_Task data_:
________________________

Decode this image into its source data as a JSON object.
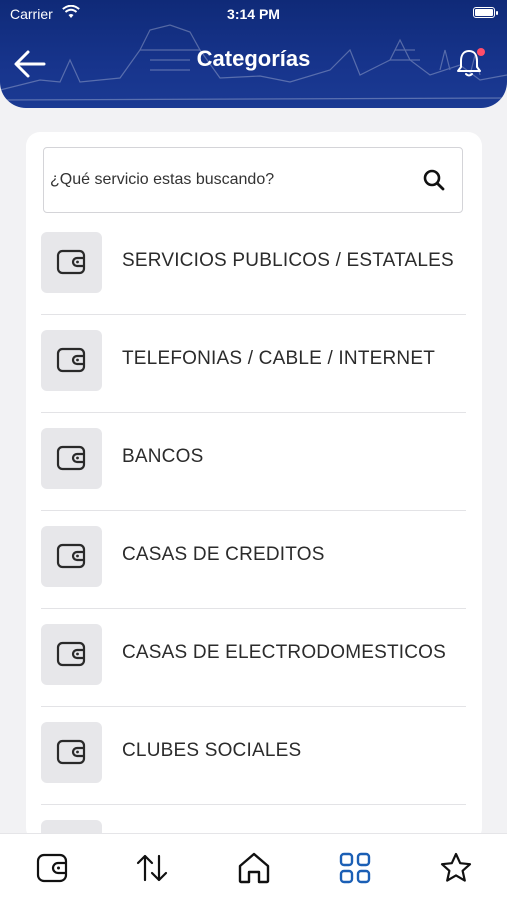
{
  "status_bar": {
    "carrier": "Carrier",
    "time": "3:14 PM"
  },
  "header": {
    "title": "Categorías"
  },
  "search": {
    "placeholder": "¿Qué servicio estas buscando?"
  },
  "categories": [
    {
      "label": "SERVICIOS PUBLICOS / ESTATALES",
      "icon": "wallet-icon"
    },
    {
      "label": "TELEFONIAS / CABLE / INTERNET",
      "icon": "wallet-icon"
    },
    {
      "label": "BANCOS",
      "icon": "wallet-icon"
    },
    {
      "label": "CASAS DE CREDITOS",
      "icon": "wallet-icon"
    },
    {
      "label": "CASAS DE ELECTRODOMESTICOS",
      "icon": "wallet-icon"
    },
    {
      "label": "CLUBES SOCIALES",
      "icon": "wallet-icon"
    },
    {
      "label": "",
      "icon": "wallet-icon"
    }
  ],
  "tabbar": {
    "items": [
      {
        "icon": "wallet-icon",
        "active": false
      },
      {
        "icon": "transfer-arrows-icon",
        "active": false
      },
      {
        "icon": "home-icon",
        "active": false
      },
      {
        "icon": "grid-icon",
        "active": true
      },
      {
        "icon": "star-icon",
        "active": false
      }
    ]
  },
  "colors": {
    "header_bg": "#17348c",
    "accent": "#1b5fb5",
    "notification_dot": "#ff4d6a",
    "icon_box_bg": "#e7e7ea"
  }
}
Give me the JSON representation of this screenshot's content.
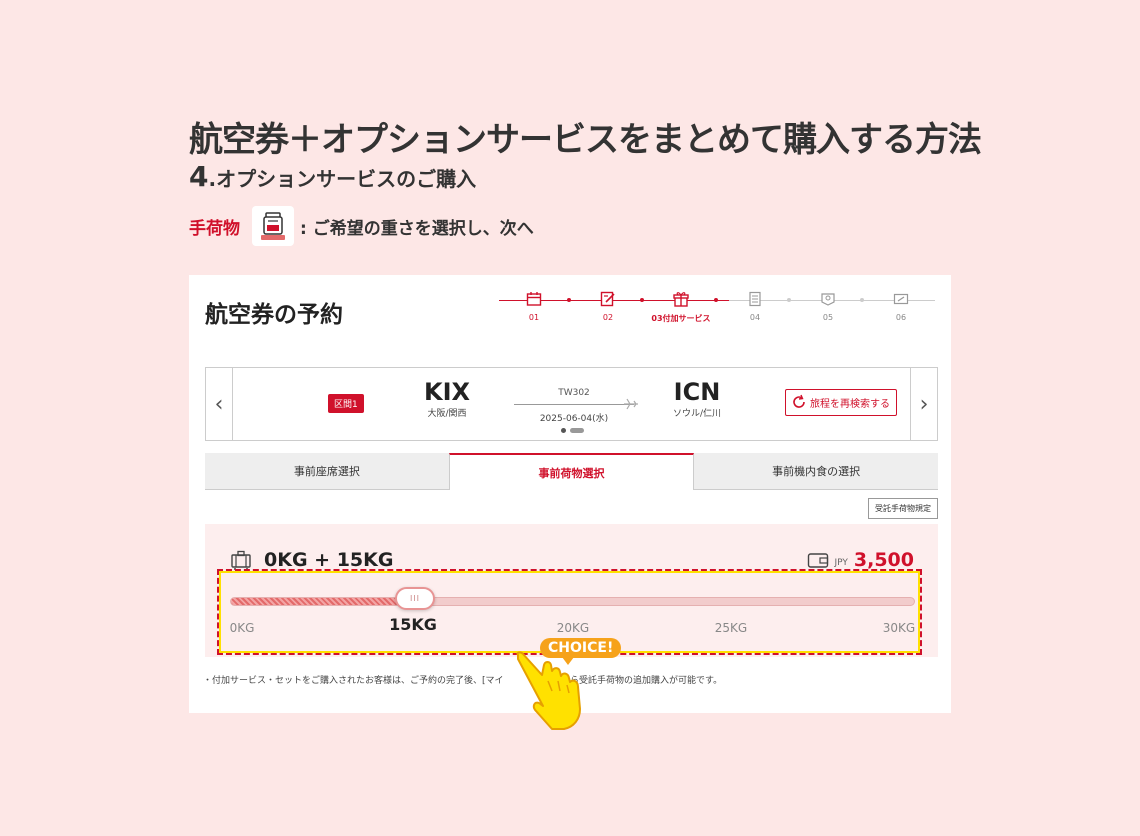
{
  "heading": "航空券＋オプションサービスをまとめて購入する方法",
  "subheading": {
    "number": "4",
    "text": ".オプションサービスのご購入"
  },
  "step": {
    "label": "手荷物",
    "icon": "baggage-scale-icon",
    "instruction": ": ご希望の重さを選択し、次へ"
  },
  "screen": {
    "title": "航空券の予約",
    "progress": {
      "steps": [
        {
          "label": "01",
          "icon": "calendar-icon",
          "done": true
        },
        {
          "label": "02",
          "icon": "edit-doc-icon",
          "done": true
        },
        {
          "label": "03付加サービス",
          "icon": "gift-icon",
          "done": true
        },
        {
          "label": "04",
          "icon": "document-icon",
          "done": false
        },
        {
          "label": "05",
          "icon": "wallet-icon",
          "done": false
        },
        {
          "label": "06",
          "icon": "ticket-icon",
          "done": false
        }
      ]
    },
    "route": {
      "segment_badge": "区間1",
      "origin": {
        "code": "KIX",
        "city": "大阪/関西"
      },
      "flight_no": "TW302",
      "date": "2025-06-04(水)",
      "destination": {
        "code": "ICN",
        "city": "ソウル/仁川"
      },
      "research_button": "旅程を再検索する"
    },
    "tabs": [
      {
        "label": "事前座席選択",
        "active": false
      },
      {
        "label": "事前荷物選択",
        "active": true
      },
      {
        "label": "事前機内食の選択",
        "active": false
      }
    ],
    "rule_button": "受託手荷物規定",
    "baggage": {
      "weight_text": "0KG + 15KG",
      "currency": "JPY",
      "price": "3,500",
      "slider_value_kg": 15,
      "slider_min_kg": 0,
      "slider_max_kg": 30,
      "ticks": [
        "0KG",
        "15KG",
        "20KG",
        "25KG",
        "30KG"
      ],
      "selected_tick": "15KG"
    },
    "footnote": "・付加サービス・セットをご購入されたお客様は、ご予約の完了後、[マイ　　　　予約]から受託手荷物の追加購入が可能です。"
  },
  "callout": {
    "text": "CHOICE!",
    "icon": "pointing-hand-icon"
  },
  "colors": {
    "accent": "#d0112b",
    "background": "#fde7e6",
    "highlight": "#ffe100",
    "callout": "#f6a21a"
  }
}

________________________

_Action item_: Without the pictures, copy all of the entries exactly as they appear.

_Task answer_:
Decode this image into its source data as a JSON object.
{
  "status_bar": {
    "carrier": "Carrier",
    "time": "3:14 PM"
  },
  "header": {
    "title": "Categorías"
  },
  "search": {
    "placeholder": "¿Qué servicio estas buscando?"
  },
  "categories": [
    {
      "label": "SERVICIOS PUBLICOS / ESTATALES",
      "icon": "wallet-icon"
    },
    {
      "label": "TELEFONIAS / CABLE / INTERNET",
      "icon": "wallet-icon"
    },
    {
      "label": "BANCOS",
      "icon": "wallet-icon"
    },
    {
      "label": "CASAS DE CREDITOS",
      "icon": "wallet-icon"
    },
    {
      "label": "CASAS DE ELECTRODOMESTICOS",
      "icon": "wallet-icon"
    },
    {
      "label": "CLUBES SOCIALES",
      "icon": "wallet-icon"
    },
    {
      "label": "",
      "icon": "wallet-icon"
    }
  ],
  "tabbar": {
    "items": [
      {
        "icon": "wallet-icon",
        "active": false
      },
      {
        "icon": "transfer-arrows-icon",
        "active": false
      },
      {
        "icon": "home-icon",
        "active": false
      },
      {
        "icon": "grid-icon",
        "active": true
      },
      {
        "icon": "star-icon",
        "active": false
      }
    ]
  },
  "colors": {
    "header_bg": "#17348c",
    "accent": "#1b5fb5",
    "notification_dot": "#ff4d6a",
    "icon_box_bg": "#e7e7ea"
  }
}
Give me the JSON representation of this screenshot's content.
{
  "heading": "航空券＋オプションサービスをまとめて購入する方法",
  "subheading": {
    "number": "4",
    "text": ".オプションサービスのご購入"
  },
  "step": {
    "label": "手荷物",
    "icon": "baggage-scale-icon",
    "instruction": ": ご希望の重さを選択し、次へ"
  },
  "screen": {
    "title": "航空券の予約",
    "progress": {
      "steps": [
        {
          "label": "01",
          "icon": "calendar-icon",
          "done": true
        },
        {
          "label": "02",
          "icon": "edit-doc-icon",
          "done": true
        },
        {
          "label": "03付加サービス",
          "icon": "gift-icon",
          "done": true
        },
        {
          "label": "04",
          "icon": "document-icon",
          "done": false
        },
        {
          "label": "05",
          "icon": "wallet-icon",
          "done": false
        },
        {
          "label": "06",
          "icon": "ticket-icon",
          "done": false
        }
      ]
    },
    "route": {
      "segment_badge": "区間1",
      "origin": {
        "code": "KIX",
        "city": "大阪/関西"
      },
      "flight_no": "TW302",
      "date": "2025-06-04(水)",
      "destination": {
        "code": "ICN",
        "city": "ソウル/仁川"
      },
      "research_button": "旅程を再検索する"
    },
    "tabs": [
      {
        "label": "事前座席選択",
        "active": false
      },
      {
        "label": "事前荷物選択",
        "active": true
      },
      {
        "label": "事前機内食の選択",
        "active": false
      }
    ],
    "rule_button": "受託手荷物規定",
    "baggage": {
      "weight_text": "0KG + 15KG",
      "currency": "JPY",
      "price": "3,500",
      "slider_value_kg": 15,
      "slider_min_kg": 0,
      "slider_max_kg": 30,
      "ticks": [
        "0KG",
        "15KG",
        "20KG",
        "25KG",
        "30KG"
      ],
      "selected_tick": "15KG"
    },
    "footnote": "・付加サービス・セットをご購入されたお客様は、ご予約の完了後、[マイ　　　　予約]から受託手荷物の追加購入が可能です。"
  },
  "callout": {
    "text": "CHOICE!",
    "icon": "pointing-hand-icon"
  },
  "colors": {
    "accent": "#d0112b",
    "background": "#fde7e6",
    "highlight": "#ffe100",
    "callout": "#f6a21a"
  }
}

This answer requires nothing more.